Verse 6 contains, to my hearing, the most provocative phrase in the psalm and it relates to this question of limited perspective: “You provide vindication …” Vindication has many layers of connotation; it can be a simple synonym for justice, deliverance, or vengeance. But at a deeper level vindication occurs when a point of view, belief, or action that has been condemned, dismissed, or undervalued is shown finally to be true — sometimes by the endorsement of some authority; sometimes by a surprising unfolding of events.

And while being vindicated (especially after persecution for holding an unpopular minority view) often leads to smugness, it is also possible to imagine vindication leading to relief, joy, and reunion (as it does for Joseph and his family). In Psalm 103:6 the implication is that the people of God, who are currently under oppression and who might be ridiculed for clinging to hopeful stories of God’s former acts of deliverance, will have their trust vindicated when God again acts.
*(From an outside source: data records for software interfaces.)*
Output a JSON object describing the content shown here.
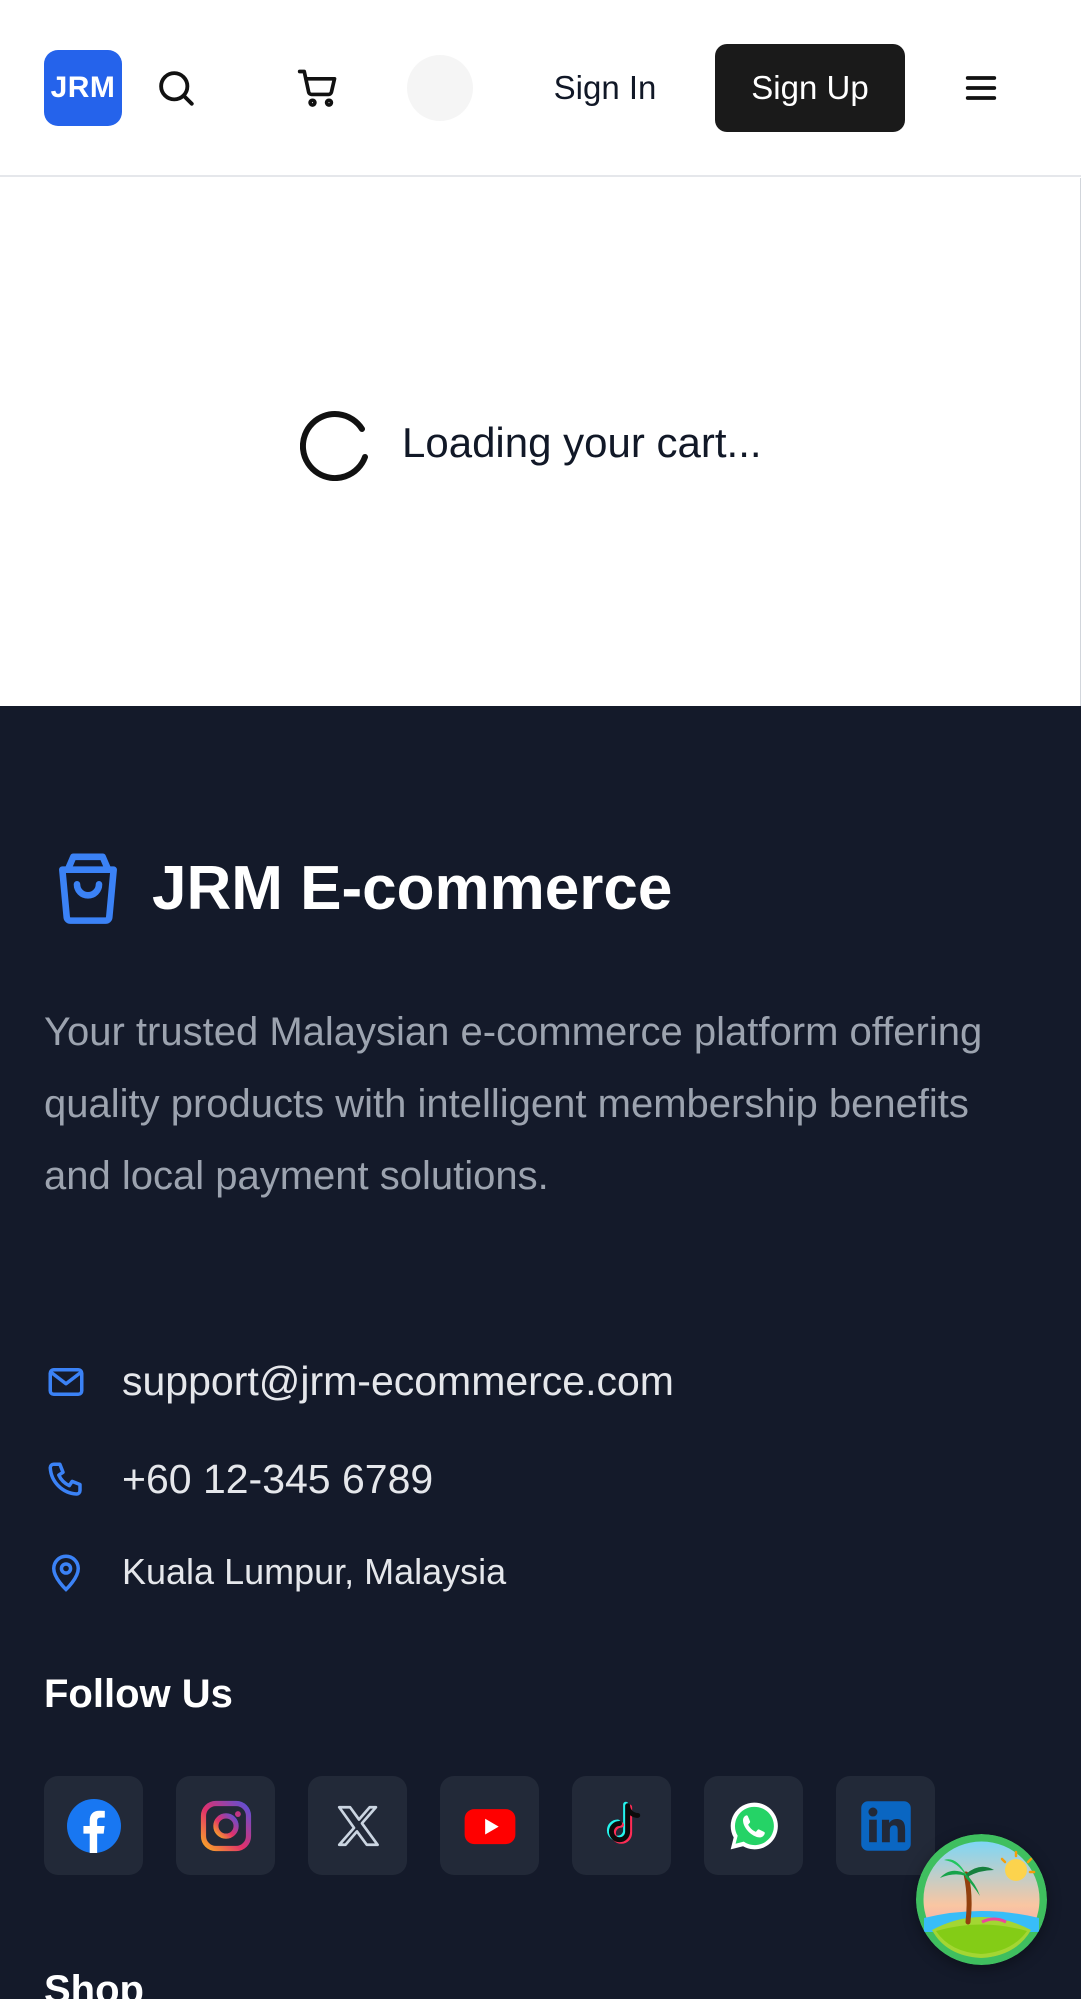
{
  "header": {
    "logo_text": "JRM",
    "sign_in": "Sign In",
    "sign_up": "Sign Up",
    "icons": [
      "search-icon",
      "cart-icon",
      "menu-icon"
    ]
  },
  "loading": {
    "text": "Loading your cart..."
  },
  "footer": {
    "brand_name": "JRM E-commerce",
    "tagline": "Your trusted Malaysian e-commerce platform offering quality products with intelligent membership benefits and local payment solutions.",
    "email": "support@jrm-ecommerce.com",
    "phone": "+60 12-345 6789",
    "location": "Kuala Lumpur, Malaysia",
    "follow_title": "Follow Us",
    "socials": [
      "facebook-icon",
      "instagram-icon",
      "x-icon",
      "youtube-icon",
      "tiktok-icon",
      "whatsapp-icon",
      "linkedin-icon"
    ],
    "shop_title": "Shop",
    "colors": {
      "background": "#141a2a",
      "accent": "#3b82f6",
      "muted_text": "#9ca3af"
    }
  },
  "floating_button": {
    "icon": "island-icon"
  }
}
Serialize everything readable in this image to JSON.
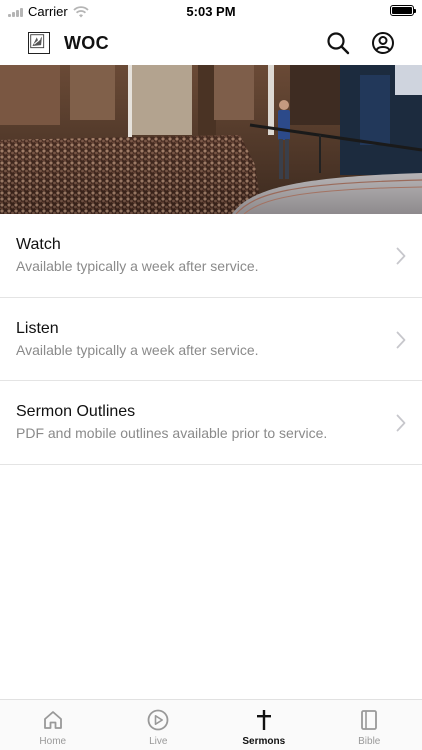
{
  "status_bar": {
    "carrier": "Carrier",
    "time": "5:03 PM"
  },
  "header": {
    "title": "WOC",
    "logo_icon": "woc-logo",
    "actions": [
      "search-icon",
      "account-icon"
    ]
  },
  "menu": {
    "items": [
      {
        "title": "Watch",
        "subtitle": "Available typically a week after service."
      },
      {
        "title": "Listen",
        "subtitle": "Available typically a week after service."
      },
      {
        "title": "Sermon Outlines",
        "subtitle": "PDF and mobile outlines available prior to service."
      }
    ]
  },
  "tabs": [
    {
      "label": "Home",
      "icon": "home-icon",
      "active": false
    },
    {
      "label": "Live",
      "icon": "play-circle-icon",
      "active": false
    },
    {
      "label": "Sermons",
      "icon": "cross-icon",
      "active": true
    },
    {
      "label": "Bible",
      "icon": "book-icon",
      "active": false
    }
  ],
  "colors": {
    "text_primary": "#111111",
    "text_secondary": "#8a8a8a",
    "tab_inactive": "#999999",
    "divider": "#e4e4e4"
  }
}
With all that said, when I’m sitting in the pew on Sunday, September 11, I will have the attacks of 2001 on my mind. My head will be muddled with the remnants of several days of media opining — from widely divergent viewpoints — about terrorism, Islam, interfaith dialogue, al-Qaeda, revenge, justice, immigration, security, patriotism and everything that “makes America great.”

I live in a theological tradition (Lutheranism) that strives to “call things what they truly are” so I know that in the intractable conflicts between cultures and ideologies no side can ever be called “innocent” or “guilty” and no person, nature, or culture intrinsically “evil” or “good.” I know that in the real-life cycles of oppression, distrust, violence, and intolerance there is no place where the buck stops. I know just enough to know that God’s vantage is the only perspective whence Truth can be known and that no one but God dwells there.

So, what I want from a sermon on Psalm 103 is for you to meet me at the intersection of verse 6 (“O LORD, you provide vindication and justice for all who are oppressed.”) and verse 10 (“You have not dealt with us according to our sins, nor repaid us according to our iniquities.”). Help me to rise above my limited perspective where I’m tempted to bemoan one people’s suffering and oppression (mine) more than another’s; give more weight to one nation’s (mine) innocent dead than to another’s; and more slack to one ideology’s (mine) blind spots than to another’s.

Proclaim God’s vindication of those of us whose hearts break and heads burst at the unfathomable complexity and ambiguity of world events and who yet dare to trust in God. To the extent that you dare, imagine and help reveal the will and mission of the Holy One who can see all the way to the west and the east simultaneously.